His name may not stand out as much as junior quarterback Bryce Petty, junior running back Lache Seastrunk or senior safety Ahmad Dixon on the big plays.
Yet the journey of a 26-year-old former minor league baseball player who came back to school to play football is why Fuller is an inspirational figure among the football team.
Fuller originally signed with Baylor to play baseball in November of 2005 but was selected in the fourth round of the Major League Baseball draft by the Los Angeles Angels.
“When I ended up getting drafted, it was perfect,” Fuller said. “It was exactly what I wanted to do. Then you get into it, and it’s not all glamorous or a lifestyle that I wanted to pursue.”

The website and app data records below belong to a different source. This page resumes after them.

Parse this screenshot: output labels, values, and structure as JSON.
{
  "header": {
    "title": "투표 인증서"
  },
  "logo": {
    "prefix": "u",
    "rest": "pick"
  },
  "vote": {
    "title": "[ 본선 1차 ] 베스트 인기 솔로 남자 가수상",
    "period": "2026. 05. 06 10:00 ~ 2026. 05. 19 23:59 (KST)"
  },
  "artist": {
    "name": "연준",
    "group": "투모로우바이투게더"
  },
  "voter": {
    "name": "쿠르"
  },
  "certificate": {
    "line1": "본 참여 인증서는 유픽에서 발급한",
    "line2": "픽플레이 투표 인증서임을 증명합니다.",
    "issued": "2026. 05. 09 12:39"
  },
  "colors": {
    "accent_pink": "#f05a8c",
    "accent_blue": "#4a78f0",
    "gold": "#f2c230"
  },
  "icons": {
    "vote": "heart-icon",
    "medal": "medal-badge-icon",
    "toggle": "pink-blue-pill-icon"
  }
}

Fuller said he enjoyed five and a half years with the Angels and traveled all over the country playing the game, but said he saw many unhealthy relationships.

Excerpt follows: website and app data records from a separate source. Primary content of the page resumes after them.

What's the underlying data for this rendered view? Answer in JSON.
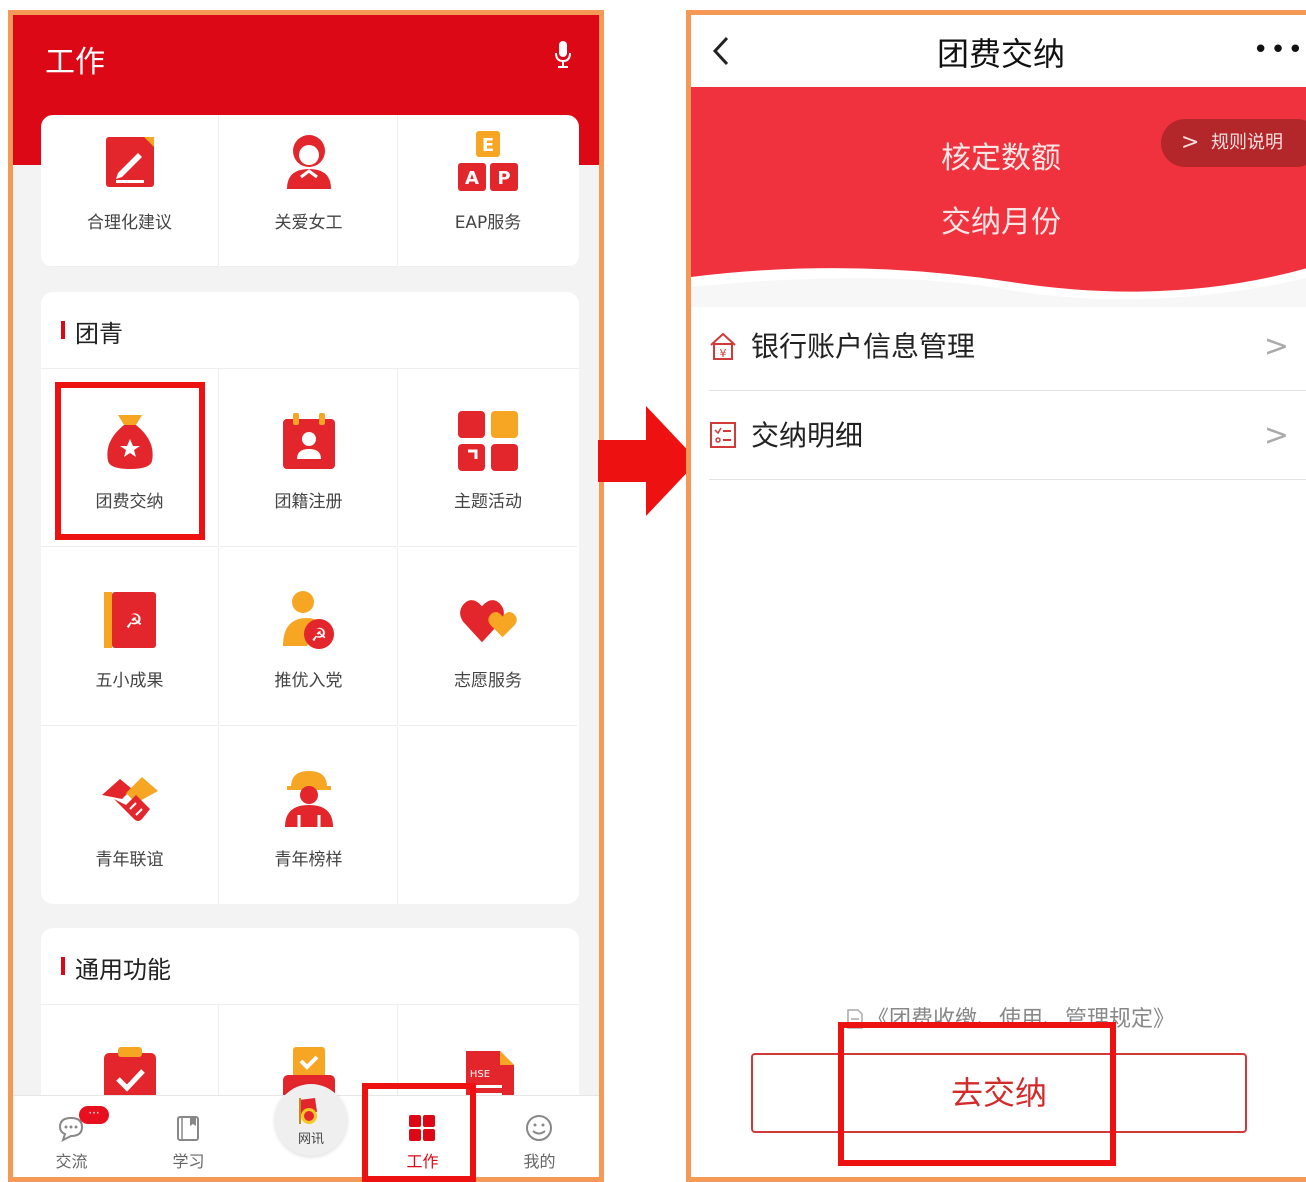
{
  "left_screen": {
    "header_title": "工作",
    "top_items": [
      {
        "label": "合理化建议",
        "icon": "edit-icon"
      },
      {
        "label": "关爱女工",
        "icon": "woman-worker-icon"
      },
      {
        "label": "EAP服务",
        "icon": "eap-icon"
      }
    ],
    "eap_letters": {
      "e": "E",
      "a": "A",
      "p": "P"
    },
    "section_tuanqing": {
      "title": "团青",
      "items": [
        {
          "label": "团费交纳",
          "icon": "money-bag-icon"
        },
        {
          "label": "团籍注册",
          "icon": "calendar-person-icon"
        },
        {
          "label": "主题活动",
          "icon": "theme-grid-icon"
        },
        {
          "label": "五小成果",
          "icon": "red-book-icon"
        },
        {
          "label": "推优入党",
          "icon": "party-person-icon"
        },
        {
          "label": "志愿服务",
          "icon": "heart-icon"
        },
        {
          "label": "青年联谊",
          "icon": "handshake-icon"
        },
        {
          "label": "青年榜样",
          "icon": "helmet-worker-icon"
        }
      ]
    },
    "section_general": {
      "title": "通用功能",
      "items": [
        {
          "icon": "checklist-icon"
        },
        {
          "icon": "approval-icon"
        },
        {
          "icon": "hse-document-icon",
          "text": "HSE"
        }
      ]
    },
    "tabbar": {
      "tabs": [
        {
          "label": "交流",
          "icon": "chat-icon",
          "badge": "···"
        },
        {
          "label": "学习",
          "icon": "book-icon"
        },
        {
          "label": "网讯",
          "icon": "league-badge-icon"
        },
        {
          "label": "工作",
          "icon": "grid-icon",
          "active": true
        },
        {
          "label": "我的",
          "icon": "smile-icon"
        }
      ]
    }
  },
  "right_screen": {
    "nav_title": "团费交纳",
    "more_label": "•••",
    "banner": {
      "line1": "核定数额",
      "line2": "交纳月份",
      "rule_label": "规则说明",
      "rule_chevron": ">"
    },
    "rows": [
      {
        "label": "银行账户信息管理",
        "icon": "bank-home-icon",
        "chevron": ">"
      },
      {
        "label": "交纳明细",
        "icon": "list-icon",
        "chevron": ">"
      }
    ],
    "regulation_link": "《团费收缴、使用、管理规定》",
    "pay_button": "去交纳"
  },
  "colors": {
    "primary_red": "#dc0815",
    "banner_red": "#f0323e",
    "highlight_box": "#ee1111",
    "arrow": "#ee1111",
    "frame_orange": "#f59a56"
  }
}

He decided that the uncertain lifestyle of minor league baseball didn’t match up with his dreams to start a family. In 2011 Fuller decided it was time for a change.

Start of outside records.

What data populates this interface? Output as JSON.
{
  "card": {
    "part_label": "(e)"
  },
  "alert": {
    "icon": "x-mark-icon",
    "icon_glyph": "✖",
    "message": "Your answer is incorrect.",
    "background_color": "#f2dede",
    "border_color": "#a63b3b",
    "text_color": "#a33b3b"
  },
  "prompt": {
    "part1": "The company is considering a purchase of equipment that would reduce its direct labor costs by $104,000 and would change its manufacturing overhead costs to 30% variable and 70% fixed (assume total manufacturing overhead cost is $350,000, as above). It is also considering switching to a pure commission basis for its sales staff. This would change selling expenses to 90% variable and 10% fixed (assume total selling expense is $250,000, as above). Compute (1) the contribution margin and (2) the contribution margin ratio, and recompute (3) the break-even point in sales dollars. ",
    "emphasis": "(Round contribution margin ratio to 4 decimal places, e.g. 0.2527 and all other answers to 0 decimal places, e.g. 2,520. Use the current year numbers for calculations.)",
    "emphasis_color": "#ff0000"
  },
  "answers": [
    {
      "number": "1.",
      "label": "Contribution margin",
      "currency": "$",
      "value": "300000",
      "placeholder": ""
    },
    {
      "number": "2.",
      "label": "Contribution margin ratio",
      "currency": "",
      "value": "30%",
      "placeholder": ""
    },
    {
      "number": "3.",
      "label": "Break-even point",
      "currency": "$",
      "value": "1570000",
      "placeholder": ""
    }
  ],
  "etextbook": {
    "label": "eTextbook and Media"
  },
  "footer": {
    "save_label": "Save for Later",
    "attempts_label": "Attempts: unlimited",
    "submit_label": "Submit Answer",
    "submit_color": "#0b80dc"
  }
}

“I was in Frisco playing the Rough Riders, and I’d been talking to my parents, so I called my high school football coach and told him what I was thinking. He asked me if I wanted to contact schools and I said no. I wanted to talk to Baylor,” he said. “[Head football coach Art] Briles is there and I was already committed to play baseball there. So my coach said he would call him.”
Five minutes later at batting practice, Fuller received a phone call. His coach’s voice came through the phone, “Coach Briles is waiting on you. Let’s go.”
Three days before he was set to play football, Fuller was playing baseball.
“I had my first baseman throwing me pass routes that night on the baseball field because I didn’t know if I could still catch anymore,” Fuller said.
Fuller arrived on campus ready to go in the fall of 2011.
No. 23 has played a limited role on the team for the past two seasons, even recovering the fumble in the final seconds to clinch one of the most talked-about games in Baylor history against Oklahoma in 2011.
With his increased role this season, Fuller has nine catches for 171 yards and a touchdown.
But his contribution to the team and Baylor extends much farther than the field.
The two-time All Big-12 Honor Roll member and Dean’s list honoree has mentored many of his teammates.
“Clay really helps give aspiring professional athletes good advice on how to achieve their goals,” senior linebacker Eddie Lackey said. “It’s nice to have someone with experience on our team.”
What’s even more important to Fuller than the game, is his future.
“Clay is very focused on the reason he’s here,” Petty said. “He’s always diligent about getting his work done and working hard.”
Along with starting a family, Fuller is already planning a bright future after Baylor.
“I want to develop neighborhoods,” Fuller said. “After college, I want to work for a developer and eventually go into business with my father and brothers.”
Fuller’s father and two brothers, who were all football and baseball athletes at Texas Tech, are involved in construction.
Kenny Fuller, Clay Fuller’s dad, most recently was involved in building the new H-E-B on Valley Mills Drive in Waco.
Fuller volunteers with Fellowship of Christian Athletes and speaks to kids at the McLennan County Juvenile Detention Center.
“Me choosing Baylor was a huge faith step,” Fuller said. “How could God give me the chance to go play professional baseball and it not work out? Because it was His plan and not mine. Coming to Baylor was a huge step, and it’s been great.”